§ **Requirement**
For every entry below, give an exact repeat and leave out the pictures.
= Beginning of Section =
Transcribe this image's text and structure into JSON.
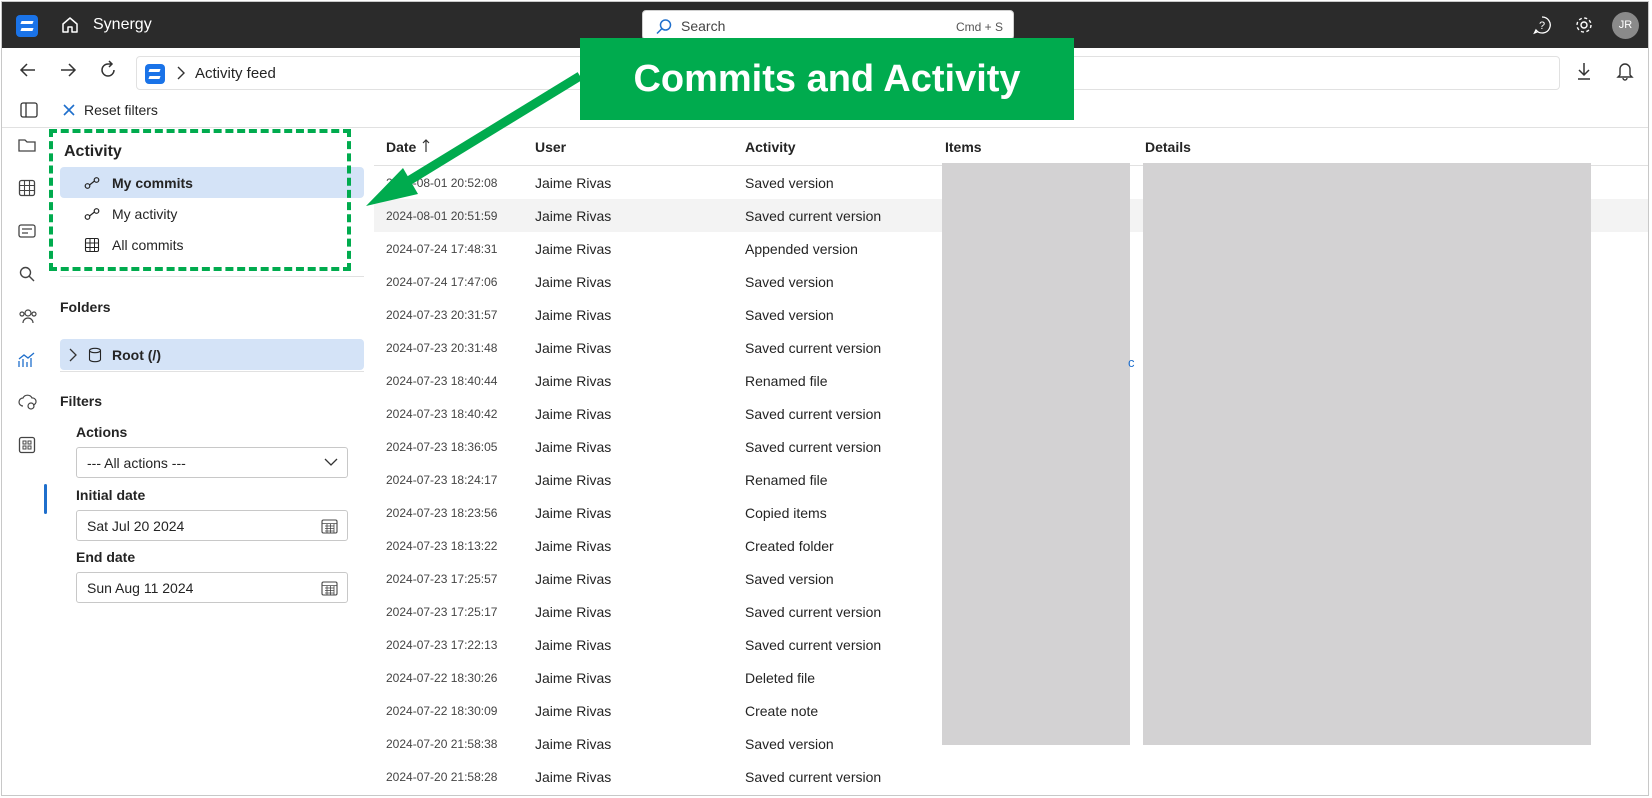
{
  "app": {
    "name": "Synergy",
    "avatar_initials": "JR"
  },
  "search": {
    "placeholder": "Search",
    "shortcut": "Cmd + S"
  },
  "address": {
    "breadcrumb": "Activity feed"
  },
  "toolbar": {
    "reset_filters": "Reset filters"
  },
  "sidebar": {
    "activity_title": "Activity",
    "items": [
      {
        "label": "My commits",
        "icon": "commit-icon",
        "selected": true
      },
      {
        "label": "My activity",
        "icon": "commit-icon",
        "selected": false
      },
      {
        "label": "All commits",
        "icon": "table-icon",
        "selected": false
      }
    ],
    "folders_title": "Folders",
    "folder": {
      "label": "Root (/)",
      "icon": "database-icon"
    },
    "filters_title": "Filters",
    "actions_label": "Actions",
    "actions_value": "--- All actions ---",
    "initial_date_label": "Initial date",
    "initial_date_value": "Sat Jul 20 2024",
    "end_date_label": "End date",
    "end_date_value": "Sun Aug 11 2024"
  },
  "annotation": {
    "callout": "Commits and Activity",
    "color": "#00ab4e"
  },
  "table": {
    "headers": {
      "date": "Date",
      "user": "User",
      "activity": "Activity",
      "items": "Items",
      "details": "Details"
    },
    "sort": "ascending",
    "stray_text": "c",
    "rows": [
      {
        "date": "2024-08-01 20:52:08",
        "user": "Jaime Rivas",
        "activity": "Saved version"
      },
      {
        "date": "2024-08-01 20:51:59",
        "user": "Jaime Rivas",
        "activity": "Saved current version"
      },
      {
        "date": "2024-07-24 17:48:31",
        "user": "Jaime Rivas",
        "activity": "Appended version"
      },
      {
        "date": "2024-07-24 17:47:06",
        "user": "Jaime Rivas",
        "activity": "Saved version"
      },
      {
        "date": "2024-07-23 20:31:57",
        "user": "Jaime Rivas",
        "activity": "Saved version"
      },
      {
        "date": "2024-07-23 20:31:48",
        "user": "Jaime Rivas",
        "activity": "Saved current version"
      },
      {
        "date": "2024-07-23 18:40:44",
        "user": "Jaime Rivas",
        "activity": "Renamed file"
      },
      {
        "date": "2024-07-23 18:40:42",
        "user": "Jaime Rivas",
        "activity": "Saved current version"
      },
      {
        "date": "2024-07-23 18:36:05",
        "user": "Jaime Rivas",
        "activity": "Saved current version"
      },
      {
        "date": "2024-07-23 18:24:17",
        "user": "Jaime Rivas",
        "activity": "Renamed file"
      },
      {
        "date": "2024-07-23 18:23:56",
        "user": "Jaime Rivas",
        "activity": "Copied items"
      },
      {
        "date": "2024-07-23 18:13:22",
        "user": "Jaime Rivas",
        "activity": "Created folder"
      },
      {
        "date": "2024-07-23 17:25:57",
        "user": "Jaime Rivas",
        "activity": "Saved version"
      },
      {
        "date": "2024-07-23 17:25:17",
        "user": "Jaime Rivas",
        "activity": "Saved current version"
      },
      {
        "date": "2024-07-23 17:22:13",
        "user": "Jaime Rivas",
        "activity": "Saved current version"
      },
      {
        "date": "2024-07-22 18:30:26",
        "user": "Jaime Rivas",
        "activity": "Deleted file"
      },
      {
        "date": "2024-07-22 18:30:09",
        "user": "Jaime Rivas",
        "activity": "Create note"
      },
      {
        "date": "2024-07-20 21:58:38",
        "user": "Jaime Rivas",
        "activity": "Saved version"
      },
      {
        "date": "2024-07-20 21:58:28",
        "user": "Jaime Rivas",
        "activity": "Saved current version"
      }
    ]
  }
}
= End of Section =
§ **Written response**
Transcribe this image's text and structure into JSON.
{
  "app": {
    "name": "Synergy",
    "avatar_initials": "JR"
  },
  "search": {
    "placeholder": "Search",
    "shortcut": "Cmd + S"
  },
  "address": {
    "breadcrumb": "Activity feed"
  },
  "toolbar": {
    "reset_filters": "Reset filters"
  },
  "sidebar": {
    "activity_title": "Activity",
    "items": [
      {
        "label": "My commits",
        "icon": "commit-icon",
        "selected": true
      },
      {
        "label": "My activity",
        "icon": "commit-icon",
        "selected": false
      },
      {
        "label": "All commits",
        "icon": "table-icon",
        "selected": false
      }
    ],
    "folders_title": "Folders",
    "folder": {
      "label": "Root (/)",
      "icon": "database-icon"
    },
    "filters_title": "Filters",
    "actions_label": "Actions",
    "actions_value": "--- All actions ---",
    "initial_date_label": "Initial date",
    "initial_date_value": "Sat Jul 20 2024",
    "end_date_label": "End date",
    "end_date_value": "Sun Aug 11 2024"
  },
  "annotation": {
    "callout": "Commits and Activity",
    "color": "#00ab4e"
  },
  "table": {
    "headers": {
      "date": "Date",
      "user": "User",
      "activity": "Activity",
      "items": "Items",
      "details": "Details"
    },
    "sort": "ascending",
    "stray_text": "c",
    "rows": [
      {
        "date": "2024-08-01 20:52:08",
        "user": "Jaime Rivas",
        "activity": "Saved version"
      },
      {
        "date": "2024-08-01 20:51:59",
        "user": "Jaime Rivas",
        "activity": "Saved current version"
      },
      {
        "date": "2024-07-24 17:48:31",
        "user": "Jaime Rivas",
        "activity": "Appended version"
      },
      {
        "date": "2024-07-24 17:47:06",
        "user": "Jaime Rivas",
        "activity": "Saved version"
      },
      {
        "date": "2024-07-23 20:31:57",
        "user": "Jaime Rivas",
        "activity": "Saved version"
      },
      {
        "date": "2024-07-23 20:31:48",
        "user": "Jaime Rivas",
        "activity": "Saved current version"
      },
      {
        "date": "2024-07-23 18:40:44",
        "user": "Jaime Rivas",
        "activity": "Renamed file"
      },
      {
        "date": "2024-07-23 18:40:42",
        "user": "Jaime Rivas",
        "activity": "Saved current version"
      },
      {
        "date": "2024-07-23 18:36:05",
        "user": "Jaime Rivas",
        "activity": "Saved current version"
      },
      {
        "date": "2024-07-23 18:24:17",
        "user": "Jaime Rivas",
        "activity": "Renamed file"
      },
      {
        "date": "2024-07-23 18:23:56",
        "user": "Jaime Rivas",
        "activity": "Copied items"
      },
      {
        "date": "2024-07-23 18:13:22",
        "user": "Jaime Rivas",
        "activity": "Created folder"
      },
      {
        "date": "2024-07-23 17:25:57",
        "user": "Jaime Rivas",
        "activity": "Saved version"
      },
      {
        "date": "2024-07-23 17:25:17",
        "user": "Jaime Rivas",
        "activity": "Saved current version"
      },
      {
        "date": "2024-07-23 17:22:13",
        "user": "Jaime Rivas",
        "activity": "Saved current version"
      },
      {
        "date": "2024-07-22 18:30:26",
        "user": "Jaime Rivas",
        "activity": "Deleted file"
      },
      {
        "date": "2024-07-22 18:30:09",
        "user": "Jaime Rivas",
        "activity": "Create note"
      },
      {
        "date": "2024-07-20 21:58:38",
        "user": "Jaime Rivas",
        "activity": "Saved version"
      },
      {
        "date": "2024-07-20 21:58:28",
        "user": "Jaime Rivas",
        "activity": "Saved current version"
      }
    ]
  }
}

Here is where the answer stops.